With changes in ultrasound technology, Stanford researchers have improved the method of diagnosing brain bleeds, a common form of birth injury in newborns.
A Stanford physician co-authored a list of likely biological factors underlying the reduced development of COVID-19 for children compared to adults.
Abdominal adhesions frequently occur after abdominal surgery. Stanford researchers prevented their formation in mice by blocking a molecular pathway.
A device to prevent falls and another to better diagnose people with developmental disorders are among the AI projects funded under a new grant program.
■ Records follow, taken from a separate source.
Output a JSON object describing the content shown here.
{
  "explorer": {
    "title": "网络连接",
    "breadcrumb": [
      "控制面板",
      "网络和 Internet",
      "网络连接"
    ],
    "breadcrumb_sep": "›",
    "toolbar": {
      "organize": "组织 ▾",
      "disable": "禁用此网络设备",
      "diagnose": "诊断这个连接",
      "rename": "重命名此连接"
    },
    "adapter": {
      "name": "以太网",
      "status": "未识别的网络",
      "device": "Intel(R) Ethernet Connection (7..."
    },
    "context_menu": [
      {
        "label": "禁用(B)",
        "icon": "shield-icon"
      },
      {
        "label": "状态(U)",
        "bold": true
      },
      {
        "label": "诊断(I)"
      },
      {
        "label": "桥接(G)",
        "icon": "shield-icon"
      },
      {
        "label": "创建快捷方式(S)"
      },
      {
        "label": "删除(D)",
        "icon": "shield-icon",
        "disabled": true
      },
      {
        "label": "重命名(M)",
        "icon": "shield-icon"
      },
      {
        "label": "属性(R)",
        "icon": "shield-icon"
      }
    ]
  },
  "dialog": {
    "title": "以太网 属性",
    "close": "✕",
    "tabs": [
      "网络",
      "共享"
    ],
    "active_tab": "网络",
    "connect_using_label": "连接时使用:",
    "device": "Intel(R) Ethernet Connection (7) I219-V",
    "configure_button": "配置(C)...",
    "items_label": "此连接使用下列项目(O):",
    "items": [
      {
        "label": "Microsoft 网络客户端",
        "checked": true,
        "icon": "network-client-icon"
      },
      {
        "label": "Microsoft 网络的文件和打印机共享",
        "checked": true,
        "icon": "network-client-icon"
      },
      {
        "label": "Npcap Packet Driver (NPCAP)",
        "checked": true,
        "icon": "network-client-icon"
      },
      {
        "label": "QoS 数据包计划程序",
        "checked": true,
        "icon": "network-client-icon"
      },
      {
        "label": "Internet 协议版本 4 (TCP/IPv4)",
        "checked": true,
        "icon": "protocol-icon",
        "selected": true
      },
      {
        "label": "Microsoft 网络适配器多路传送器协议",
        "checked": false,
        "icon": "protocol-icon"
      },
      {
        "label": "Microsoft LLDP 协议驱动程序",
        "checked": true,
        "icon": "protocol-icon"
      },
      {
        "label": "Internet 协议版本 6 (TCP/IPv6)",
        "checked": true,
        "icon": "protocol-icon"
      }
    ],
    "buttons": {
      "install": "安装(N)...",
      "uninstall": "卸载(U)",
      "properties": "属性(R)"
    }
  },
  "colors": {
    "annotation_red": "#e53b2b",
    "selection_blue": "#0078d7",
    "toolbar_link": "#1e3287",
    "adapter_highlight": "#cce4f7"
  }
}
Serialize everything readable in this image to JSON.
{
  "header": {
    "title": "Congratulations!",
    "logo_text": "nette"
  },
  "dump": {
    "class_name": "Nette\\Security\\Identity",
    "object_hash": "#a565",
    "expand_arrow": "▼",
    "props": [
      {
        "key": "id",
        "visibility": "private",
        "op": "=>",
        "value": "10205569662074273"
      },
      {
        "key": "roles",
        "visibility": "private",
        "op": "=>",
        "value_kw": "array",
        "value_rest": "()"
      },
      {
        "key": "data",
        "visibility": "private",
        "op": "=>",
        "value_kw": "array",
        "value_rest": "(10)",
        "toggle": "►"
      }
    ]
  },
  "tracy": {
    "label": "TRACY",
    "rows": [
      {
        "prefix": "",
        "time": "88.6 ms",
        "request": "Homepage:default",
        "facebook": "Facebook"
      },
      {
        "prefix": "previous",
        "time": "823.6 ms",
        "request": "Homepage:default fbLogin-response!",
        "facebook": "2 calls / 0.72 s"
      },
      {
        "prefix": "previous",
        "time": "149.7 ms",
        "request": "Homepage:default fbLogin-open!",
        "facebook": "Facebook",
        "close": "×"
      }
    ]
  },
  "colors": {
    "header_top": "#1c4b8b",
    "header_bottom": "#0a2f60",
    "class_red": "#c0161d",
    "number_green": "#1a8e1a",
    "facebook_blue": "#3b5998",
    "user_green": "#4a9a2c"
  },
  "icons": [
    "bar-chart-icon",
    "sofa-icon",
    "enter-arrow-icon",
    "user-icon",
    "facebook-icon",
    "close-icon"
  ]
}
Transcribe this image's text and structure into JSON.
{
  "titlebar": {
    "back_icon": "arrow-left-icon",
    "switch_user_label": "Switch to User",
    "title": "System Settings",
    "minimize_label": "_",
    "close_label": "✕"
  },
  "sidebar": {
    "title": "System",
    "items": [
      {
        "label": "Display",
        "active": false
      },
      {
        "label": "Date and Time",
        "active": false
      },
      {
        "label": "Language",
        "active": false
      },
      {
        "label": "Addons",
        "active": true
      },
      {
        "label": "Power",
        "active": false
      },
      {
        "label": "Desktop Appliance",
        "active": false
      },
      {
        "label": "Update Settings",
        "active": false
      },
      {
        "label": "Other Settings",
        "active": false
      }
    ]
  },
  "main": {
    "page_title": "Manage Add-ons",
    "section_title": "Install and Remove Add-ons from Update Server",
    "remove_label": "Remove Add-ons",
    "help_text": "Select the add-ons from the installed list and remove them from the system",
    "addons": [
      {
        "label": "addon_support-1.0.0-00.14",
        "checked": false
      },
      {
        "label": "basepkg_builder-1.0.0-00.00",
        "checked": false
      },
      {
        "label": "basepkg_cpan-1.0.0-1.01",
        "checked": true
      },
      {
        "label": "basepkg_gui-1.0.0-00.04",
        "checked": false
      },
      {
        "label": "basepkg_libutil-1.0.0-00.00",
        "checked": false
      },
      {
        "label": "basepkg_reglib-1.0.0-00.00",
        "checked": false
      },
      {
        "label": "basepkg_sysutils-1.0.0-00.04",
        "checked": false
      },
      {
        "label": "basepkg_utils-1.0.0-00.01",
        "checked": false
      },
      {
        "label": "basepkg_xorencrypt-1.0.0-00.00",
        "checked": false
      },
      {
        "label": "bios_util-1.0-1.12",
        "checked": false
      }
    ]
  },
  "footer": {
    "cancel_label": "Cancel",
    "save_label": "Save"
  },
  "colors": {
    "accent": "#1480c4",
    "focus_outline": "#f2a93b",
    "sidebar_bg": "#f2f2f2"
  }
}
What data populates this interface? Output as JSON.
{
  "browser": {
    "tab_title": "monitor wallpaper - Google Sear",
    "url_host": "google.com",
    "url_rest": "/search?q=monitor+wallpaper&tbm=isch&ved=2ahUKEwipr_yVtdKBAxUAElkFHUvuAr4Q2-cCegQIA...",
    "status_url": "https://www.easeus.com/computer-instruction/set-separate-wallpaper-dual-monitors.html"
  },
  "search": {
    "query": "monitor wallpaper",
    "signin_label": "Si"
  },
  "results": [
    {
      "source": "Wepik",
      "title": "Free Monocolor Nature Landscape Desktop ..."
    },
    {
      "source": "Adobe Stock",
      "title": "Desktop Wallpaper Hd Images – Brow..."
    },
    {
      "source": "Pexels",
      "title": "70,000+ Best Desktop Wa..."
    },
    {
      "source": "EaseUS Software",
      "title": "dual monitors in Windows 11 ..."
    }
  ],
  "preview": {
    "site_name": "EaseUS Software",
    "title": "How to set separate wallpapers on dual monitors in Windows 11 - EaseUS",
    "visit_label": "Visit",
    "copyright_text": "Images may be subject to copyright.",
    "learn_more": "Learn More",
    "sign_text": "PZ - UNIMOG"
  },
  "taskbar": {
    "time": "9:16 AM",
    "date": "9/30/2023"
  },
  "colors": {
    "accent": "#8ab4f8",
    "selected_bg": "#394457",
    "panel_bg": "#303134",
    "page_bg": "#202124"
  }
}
A Stanford-led study finds that remnants of an ancient viral infection may be the reason humans and other primates evolved to have larger hearts and bodies.
Stanford stem cell biologists have found a way to block a signal that causes growth of breast cancer cells, opening potential for new treatments.
A Stanford dermatologist weighs in on using retinol to fight aging, acne and other skin problems, and whether it deserves the hype.
A Stanford research team is tasked with assessing the COVID-19 infection crisis inside California’s prisons and providing strategies to contain the virus.
Stanford researchers have shown how to create wireless brain-computer interfaces that could enable amputees to operate thought-controlled prostheses.
Friends and colleagues, Stanford nephrology fellows Daniel Watford and Dimitri Augustin trained alongside each other in Florida and then both moved west.
Many early clinical studies of COVID-19 fail to meet quality standards, raising concerns that the data could be of little meaningful use, research finds.
Stanford postdoc Brielle Ferguson helped to organize a project called 'Black in Neuro Week' to amplify Black scientists in neuroscience.
After treating a patient with an unusual ammonia metabolism problem, a Stanford researcher assembled a team to reimagine ammonia blood testing.
Stanford-led research finds that the blood-brain barrier may be much more permeable -- albeit selectively so -- than previously thought.
Stanford researchers and colleagues have invented a genetic safety mechanism that can deactivate transplanted cells if they change in a problematic way.